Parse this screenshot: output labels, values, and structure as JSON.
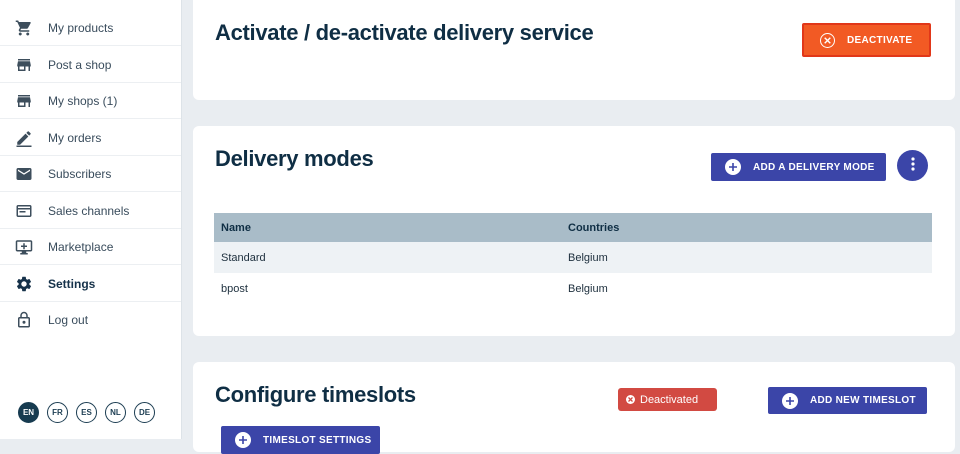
{
  "sidebar": {
    "items": [
      {
        "label": "My products",
        "icon": "cart-icon"
      },
      {
        "label": "Post a shop",
        "icon": "store-icon"
      },
      {
        "label": "My shops (1)",
        "icon": "store-icon"
      },
      {
        "label": "My orders",
        "icon": "pen-icon"
      },
      {
        "label": "Subscribers",
        "icon": "mail-icon"
      },
      {
        "label": "Sales channels",
        "icon": "browser-icon"
      },
      {
        "label": "Marketplace",
        "icon": "monitor-plus-icon"
      },
      {
        "label": "Settings",
        "icon": "gear-icon",
        "active": true
      },
      {
        "label": "Log out",
        "icon": "lock-icon"
      }
    ],
    "languages": [
      "EN",
      "FR",
      "ES",
      "NL",
      "DE"
    ],
    "active_language": "EN"
  },
  "activate": {
    "title": "Activate / de-activate delivery service",
    "deactivate_label": "DEACTIVATE"
  },
  "delivery": {
    "title": "Delivery modes",
    "add_label": "ADD A DELIVERY MODE",
    "columns": [
      "Name",
      "Countries"
    ],
    "rows": [
      {
        "name": "Standard",
        "countries": "Belgium"
      },
      {
        "name": "bpost",
        "countries": "Belgium"
      }
    ]
  },
  "timeslots": {
    "title": "Configure timeslots",
    "status_badge": "Deactivated",
    "add_label": "ADD NEW TIMESLOT",
    "settings_label": "TIMESLOT SETTINGS"
  },
  "colors": {
    "accent_blue": "#3b45a8",
    "deactivate_orange": "#f25a24",
    "status_red": "#d24a42",
    "navy": "#0f2e44"
  }
}
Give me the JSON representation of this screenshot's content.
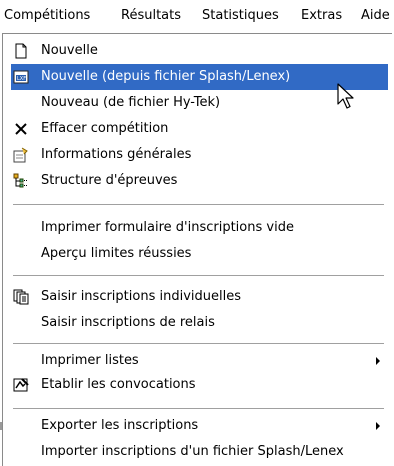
{
  "menubar": {
    "items": [
      "Compétitions",
      "Résultats",
      "Statistiques",
      "Extras",
      "Aide"
    ]
  },
  "menu": {
    "items": [
      {
        "label": "Nouvelle",
        "icon": "new-document-icon"
      },
      {
        "label": "Nouvelle (depuis fichier Splash/Lenex)",
        "icon": "lenex-file-icon",
        "highlighted": true
      },
      {
        "label": "Nouveau (de fichier Hy-Tek)"
      },
      {
        "label": "Effacer compétition",
        "icon": "delete-x-icon"
      },
      {
        "label": "Informations générales",
        "icon": "info-properties-icon"
      },
      {
        "label": "Structure d'épreuves",
        "icon": "tree-structure-icon"
      },
      {
        "label": "Imprimer formulaire d'inscriptions vide"
      },
      {
        "label": "Aperçu limites réussies"
      },
      {
        "label": "Saisir inscriptions individuelles",
        "icon": "entries-pages-icon"
      },
      {
        "label": "Saisir inscriptions de relais"
      },
      {
        "label": "Imprimer listes",
        "submenu": true
      },
      {
        "label": "Etablir les convocations",
        "icon": "convocation-icon"
      },
      {
        "label": "Exporter les inscriptions",
        "submenu": true
      },
      {
        "label": "Importer inscriptions d'un fichier Splash/Lenex"
      }
    ]
  },
  "colors": {
    "highlight": "#316ac5",
    "highlight_text": "#ffffff"
  }
}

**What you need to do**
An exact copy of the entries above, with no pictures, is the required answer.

**Answer section**
Parse this screenshot: output labels, values, and structure as JSON.
{
  "sidebar": {
    "items": [
      {
        "label": "My products",
        "icon": "cart-icon"
      },
      {
        "label": "Post a shop",
        "icon": "store-icon"
      },
      {
        "label": "My shops (1)",
        "icon": "store-icon"
      },
      {
        "label": "My orders",
        "icon": "pen-icon"
      },
      {
        "label": "Subscribers",
        "icon": "mail-icon"
      },
      {
        "label": "Sales channels",
        "icon": "browser-icon"
      },
      {
        "label": "Marketplace",
        "icon": "monitor-plus-icon"
      },
      {
        "label": "Settings",
        "icon": "gear-icon",
        "active": true
      },
      {
        "label": "Log out",
        "icon": "lock-icon"
      }
    ],
    "languages": [
      "EN",
      "FR",
      "ES",
      "NL",
      "DE"
    ],
    "active_language": "EN"
  },
  "activate": {
    "title": "Activate / de-activate delivery service",
    "deactivate_label": "DEACTIVATE"
  },
  "delivery": {
    "title": "Delivery modes",
    "add_label": "ADD A DELIVERY MODE",
    "columns": [
      "Name",
      "Countries"
    ],
    "rows": [
      {
        "name": "Standard",
        "countries": "Belgium"
      },
      {
        "name": "bpost",
        "countries": "Belgium"
      }
    ]
  },
  "timeslots": {
    "title": "Configure timeslots",
    "status_badge": "Deactivated",
    "add_label": "ADD NEW TIMESLOT",
    "settings_label": "TIMESLOT SETTINGS"
  },
  "colors": {
    "accent_blue": "#3b45a8",
    "deactivate_orange": "#f25a24",
    "status_red": "#d24a42",
    "navy": "#0f2e44"
  }
}
Give me the JSON representation of this screenshot's content.
{
  "menubar": {
    "items": [
      "Compétitions",
      "Résultats",
      "Statistiques",
      "Extras",
      "Aide"
    ]
  },
  "menu": {
    "items": [
      {
        "label": "Nouvelle",
        "icon": "new-document-icon"
      },
      {
        "label": "Nouvelle (depuis fichier Splash/Lenex)",
        "icon": "lenex-file-icon",
        "highlighted": true
      },
      {
        "label": "Nouveau (de fichier Hy-Tek)"
      },
      {
        "label": "Effacer compétition",
        "icon": "delete-x-icon"
      },
      {
        "label": "Informations générales",
        "icon": "info-properties-icon"
      },
      {
        "label": "Structure d'épreuves",
        "icon": "tree-structure-icon"
      },
      {
        "label": "Imprimer formulaire d'inscriptions vide"
      },
      {
        "label": "Aperçu limites réussies"
      },
      {
        "label": "Saisir inscriptions individuelles",
        "icon": "entries-pages-icon"
      },
      {
        "label": "Saisir inscriptions de relais"
      },
      {
        "label": "Imprimer listes",
        "submenu": true
      },
      {
        "label": "Etablir les convocations",
        "icon": "convocation-icon"
      },
      {
        "label": "Exporter les inscriptions",
        "submenu": true
      },
      {
        "label": "Importer inscriptions d'un fichier Splash/Lenex"
      }
    ]
  },
  "colors": {
    "highlight": "#316ac5",
    "highlight_text": "#ffffff"
  }
}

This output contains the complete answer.